Homelessness has continued to rise in the capital during the pandemic and the beginning of 2021, despite government and community efforts, data released by the Greater London Authority revealed.
The Greater London Authority released new data derived from the Combined Homelessness and Information Network (CHAIN), displaying information of people seen rough sleeping by outreach teams from April 2020 to March 2021.
Despite emergency measures during the pandemic, 11,018 people were seen sleeping rough in London during 2021/22, a 3% increase compared to the previous year’s figures.
This is a 36% over the last three years, demonstrating the issue the pandemic has caused for many Londoners.
Overall, the number of people rough sleeping in London has increased 94% in the past decade.
To counteract this, in March 2020, during the early stages of the pandemic, the Government launched the Everyone In campaign.
The campaign required local authorities to take urgent action to help rough sleepers, and those at risk of rough sleeping to protect people’s health and reduce the wider transmission of COVID-19.
The requirements were ‘self-contained’ rooms with toilets and food services or rooms with minimal sharing facilities to enable people to practise social distancing and self-isolate, as appropriate.
However, despite this effort there was still a record of 7,531 people seen rough sleeping for the first time in London, 68% of the overall total and a 7% increase on the previous year.
Out of these new rough sleepers, 75% reported they had come to the streets from some sort of long-term accommodation.
Rick Henderson, CEO at Homeless Link said: “We find ourselves at a precipice. Without decisive action, much of the good work of the past 15 months risks being undone.
“It’s easy to think of this in broad numbers, but these are real lives, stories of people let down by a system that should protect them”.
Of people seen rough sleeping, 56% were helped into accommodation during the year, including 3,365 given spaces at the emergency ‘Everyone In’ COVID-19 hotels.
As in previous years, the borough in which the greatest number of people were seen rough sleeping was Westminster, with 2,162 people (20% of the overall total).
This is however a smaller sum to the previous year that recorded 2,757 rough sleepers in Westminster.
Out of the top five boroughs the biggest increase was in Lambeth which recorded 581 rough sleepers, compared to 431 the previous year.
However, as numbers reduced in some of the London inner boroughs, increases were recorded in some outer boroughs.
Steve Douglas CBE, Chief Executive at St Mungo’s said: “What we find worrying is the fact that, despite unprecedented work, the overall figure of people seen rough sleeping, and the number of people who were seen for the first time, have both increased.
“As the pandemic restrictions begin to lift, we must ensure that a return to normal does not mean a return to the rising homelessness, or that a tapering off of support measures results in an increased flow of people ending up on the streets.”
The Salvation Army is calling on the Government to provide significant new resources as a matter of urgency to help local authorities address the crisis before it spirals out of control.

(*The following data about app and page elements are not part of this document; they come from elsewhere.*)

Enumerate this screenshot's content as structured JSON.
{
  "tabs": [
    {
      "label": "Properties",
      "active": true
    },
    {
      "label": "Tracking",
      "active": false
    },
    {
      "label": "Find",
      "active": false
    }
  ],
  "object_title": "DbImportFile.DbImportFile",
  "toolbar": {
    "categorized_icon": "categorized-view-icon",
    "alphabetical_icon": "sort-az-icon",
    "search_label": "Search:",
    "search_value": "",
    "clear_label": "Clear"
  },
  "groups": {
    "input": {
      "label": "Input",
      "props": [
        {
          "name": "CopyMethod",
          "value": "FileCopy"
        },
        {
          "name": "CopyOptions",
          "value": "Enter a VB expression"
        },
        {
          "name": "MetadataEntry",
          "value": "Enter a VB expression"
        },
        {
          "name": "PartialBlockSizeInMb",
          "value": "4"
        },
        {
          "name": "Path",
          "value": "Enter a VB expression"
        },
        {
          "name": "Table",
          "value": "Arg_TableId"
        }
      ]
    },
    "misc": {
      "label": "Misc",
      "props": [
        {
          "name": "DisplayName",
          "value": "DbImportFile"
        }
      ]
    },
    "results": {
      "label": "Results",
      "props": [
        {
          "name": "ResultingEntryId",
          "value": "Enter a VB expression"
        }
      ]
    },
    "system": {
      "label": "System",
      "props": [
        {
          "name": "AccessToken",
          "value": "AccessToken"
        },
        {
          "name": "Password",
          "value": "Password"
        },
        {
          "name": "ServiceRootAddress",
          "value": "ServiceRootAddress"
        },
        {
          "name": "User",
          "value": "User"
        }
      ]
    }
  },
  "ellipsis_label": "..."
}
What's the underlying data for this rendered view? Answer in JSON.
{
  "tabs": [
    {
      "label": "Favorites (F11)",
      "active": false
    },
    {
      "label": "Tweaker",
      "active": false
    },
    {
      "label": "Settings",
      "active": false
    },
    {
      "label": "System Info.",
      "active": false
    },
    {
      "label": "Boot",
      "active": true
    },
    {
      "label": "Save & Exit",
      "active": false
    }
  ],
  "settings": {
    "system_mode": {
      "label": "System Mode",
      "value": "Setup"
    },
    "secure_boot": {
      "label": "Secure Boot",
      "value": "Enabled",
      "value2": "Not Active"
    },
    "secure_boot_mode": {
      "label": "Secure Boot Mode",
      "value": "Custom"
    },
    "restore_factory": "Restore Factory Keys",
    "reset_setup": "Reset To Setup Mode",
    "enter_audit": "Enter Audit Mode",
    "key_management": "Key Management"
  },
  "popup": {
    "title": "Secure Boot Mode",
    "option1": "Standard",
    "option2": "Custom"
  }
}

In March 2021, the Government announced £203 million in funding for its national Rough Sleeping Initiative (RSI) to help people experiencing rough sleeping to rebuild their lives, fulfilling a manifesto promise to eradicate rough sleeping by the end of this Parliament.
Loritta Jackson, Director of Homelessness Services at The Salvation Army said: “The Everyone In programme showed that the Government has consistently underestimated the number of rough sleepers.
“It must take action immediately to address this issue if it is to stand a chance of meeting its manifesto commitment to eradicate homelessness by the end of this Parliament.”
The next quarterly data, which covers April to June, will be released on 30 July.